Of all the coverage of the disturbance in Baltimore that came in the wake of Freddie Gray’s death, the item that caught my attention the most was CNN’s coverage of the powerful African American women in charge of that city. Howard University alumna Stephanie Elam has authoritatively treated such recent issues as the shooting of Michael Brown and the racist remarks of L.A .Clippers owner Donald Sterling. Here, she cast a spotlight on “three powerful black women whose legacies may forever be tied to this moment in Baltimore’s history.”
I wholeheartedly agree that their steady, proactive presence calmed the city and prevented even greater violence and destruction. In the first hours of the crisis, I reached out to my counterpart at the Baltimore Urban League, J. Howard Henderson, whose wisdom and perspective I have come to trust deeply over the years. Despite all that was gong on, he took the time to share these observations:

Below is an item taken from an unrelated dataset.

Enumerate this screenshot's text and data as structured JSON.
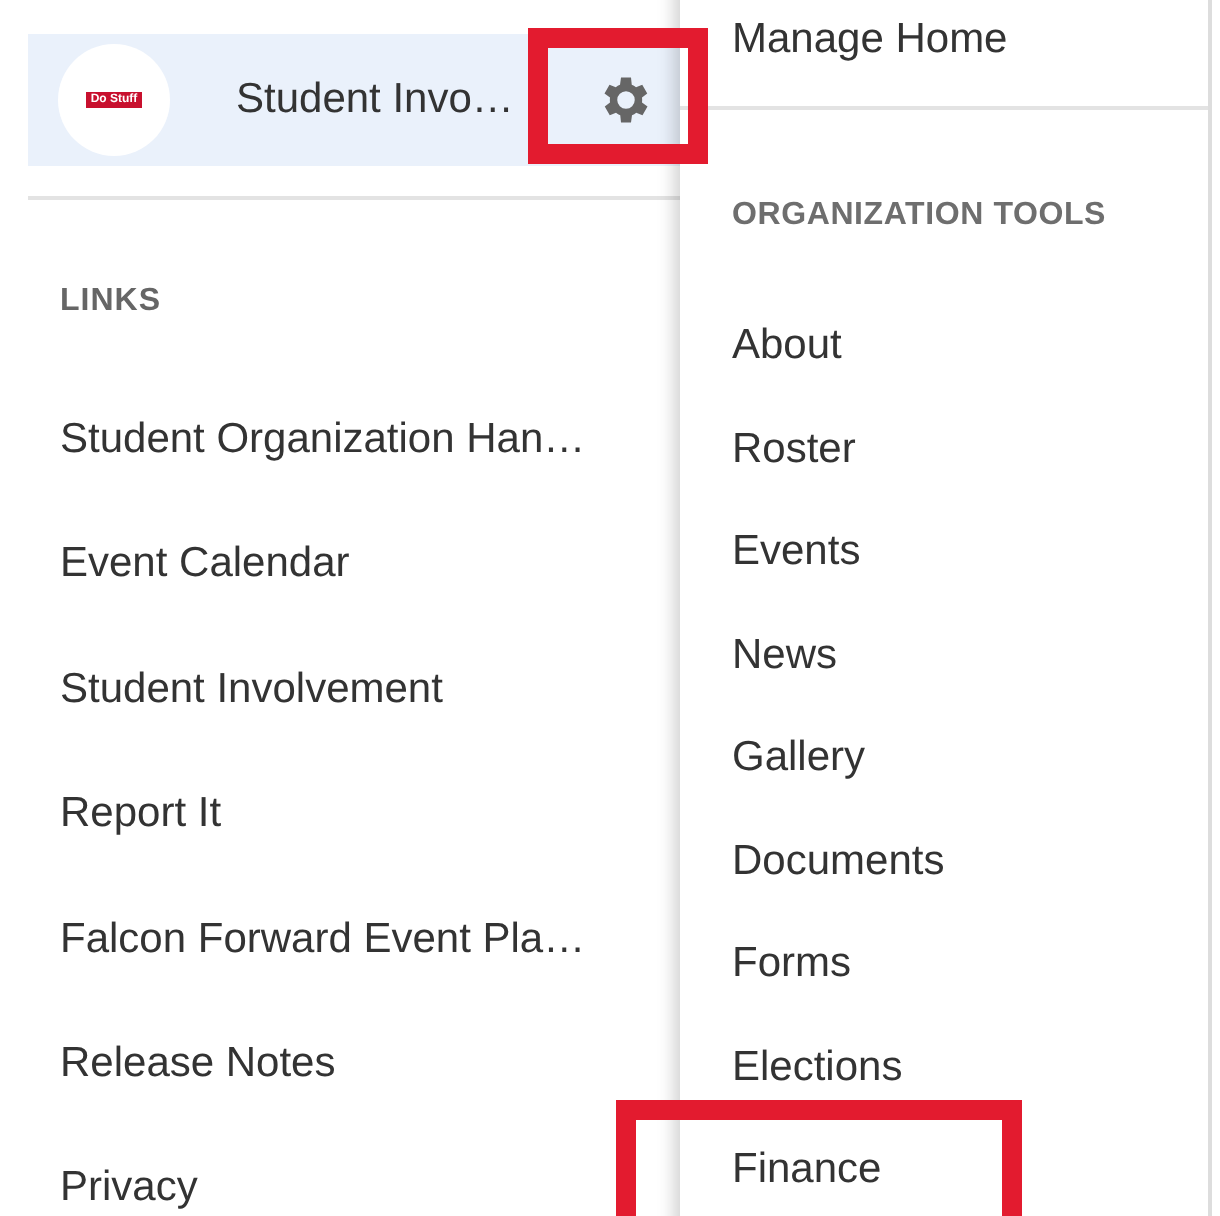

- Mayor Stephanie Rawlings Blake, from the moment the situation arose through her request last week for the Department of Justice to investigate the city’s police department, has consistently demonstrated resourcefulness and integrity.
- Marilyn Mosby, the youngest chief prosecutor of any major city in America, has been decisive in the face of enormous scrutiny.
- Linda Singh, Adjutant General of the State of Maryland, oversaw a measured, appropriate response to the disturbance.
I would like to add four more black women to the list of bold Baltimore heroines.
- Toya Graham, the mother videotaped slapping her 16-year-old son. She didn’t ask to be at the center of a debate about parenting. She just acted on instinct to keep her boy from making a mistake.
- Catherine Pugh, State Senator representing Maryland’s District 40, and Chair of the Maryland Legislative Black Caucus, who walked the pre- and post-curfew streets asking residents to go home. She didn’t want the residents of her city to be arrested and possibly hurt.
- Gospel singer and activist Doreen Vail, who offered her neighbors hope and inspiration through her gorgeous vocals at impromptu street performances.
- Michelle Obama, who took the opportunity recently to address the larger issue of despair in her commencement speech at Tuskegee University: “I want to be very clear that those feelings are not an excuse to just throw up our hands and give up. Not an excuse. They are not an excuse to lose hope. To succumb to feelings of despair and anger only means that in the end, we lose.”
Beyond the examples set by these seven women, I am also impressed by the reaction of community members to the reckless behavior of a small minority of protestors. With regard to the media, a shout out to Jim Vance at NBC 4 for the excellent and balanced coverage. However, we know that some media will continue to sensationalize unlawful and bad behavior rather than celebrating acts of heroism large and small. Despite this knowledge, we may still need to remind ourselves to tune out irresponsible coverage and to focus on the solutions that lead to greater justice and equity.
If there’s one image that will stick with me from these past few distressing weeks, it’s the chain of hands formed by black men, standing in solidarity with police officers in riot gear, outside a recently looted storefront. This photo by Jim Bourg of Reuters signals to me that the residents of the Baltimore City neighborhoods that Americans saw on T.V. really do care about keeping the peace and about how their community is portrayed in the national media. It was a lovely sight.
As the city heals itself through self-examination, proactive measures and coalitions with law enforcement and the community, it gives me reason to hope.
George H. Lambert, Jr. is the President and CEO of the Greater Washington Urban League.